## Try it
Each entry below has to be written out again without any change.

(Web page and app entries)

◇ ◇ ◇

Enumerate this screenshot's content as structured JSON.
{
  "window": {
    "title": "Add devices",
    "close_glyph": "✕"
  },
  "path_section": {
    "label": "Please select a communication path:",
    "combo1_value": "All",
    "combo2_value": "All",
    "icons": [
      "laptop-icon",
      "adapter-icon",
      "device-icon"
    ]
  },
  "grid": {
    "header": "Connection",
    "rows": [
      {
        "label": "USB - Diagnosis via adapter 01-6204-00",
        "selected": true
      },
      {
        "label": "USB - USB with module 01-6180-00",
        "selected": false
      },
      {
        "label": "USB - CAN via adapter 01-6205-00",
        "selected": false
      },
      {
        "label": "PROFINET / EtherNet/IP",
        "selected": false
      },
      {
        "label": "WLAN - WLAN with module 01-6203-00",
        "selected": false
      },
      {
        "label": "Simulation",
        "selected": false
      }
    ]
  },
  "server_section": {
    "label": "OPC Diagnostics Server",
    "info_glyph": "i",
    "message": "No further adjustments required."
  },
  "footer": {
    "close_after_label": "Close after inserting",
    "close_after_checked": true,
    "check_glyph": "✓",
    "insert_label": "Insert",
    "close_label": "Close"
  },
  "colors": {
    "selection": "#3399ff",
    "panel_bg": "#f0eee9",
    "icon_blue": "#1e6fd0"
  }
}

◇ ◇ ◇

## Solved problem
Enumerate this screenshot's content as structured JSON.
{
  "window": {
    "title": "Add devices",
    "close_glyph": "✕"
  },
  "path_section": {
    "label": "Please select a communication path:",
    "combo1_value": "All",
    "combo2_value": "All",
    "icons": [
      "laptop-icon",
      "adapter-icon",
      "device-icon"
    ]
  },
  "grid": {
    "header": "Connection",
    "rows": [
      {
        "label": "USB - Diagnosis via adapter 01-6204-00",
        "selected": true
      },
      {
        "label": "USB - USB with module 01-6180-00",
        "selected": false
      },
      {
        "label": "USB - CAN via adapter 01-6205-00",
        "selected": false
      },
      {
        "label": "PROFINET / EtherNet/IP",
        "selected": false
      },
      {
        "label": "WLAN - WLAN with module 01-6203-00",
        "selected": false
      },
      {
        "label": "Simulation",
        "selected": false
      }
    ]
  },
  "server_section": {
    "label": "OPC Diagnostics Server",
    "info_glyph": "i",
    "message": "No further adjustments required."
  },
  "footer": {
    "close_after_label": "Close after inserting",
    "close_after_checked": true,
    "check_glyph": "✓",
    "insert_label": "Insert",
    "close_label": "Close"
  },
  "colors": {
    "selection": "#3399ff",
    "panel_bg": "#f0eee9",
    "icon_blue": "#1e6fd0"
  }
}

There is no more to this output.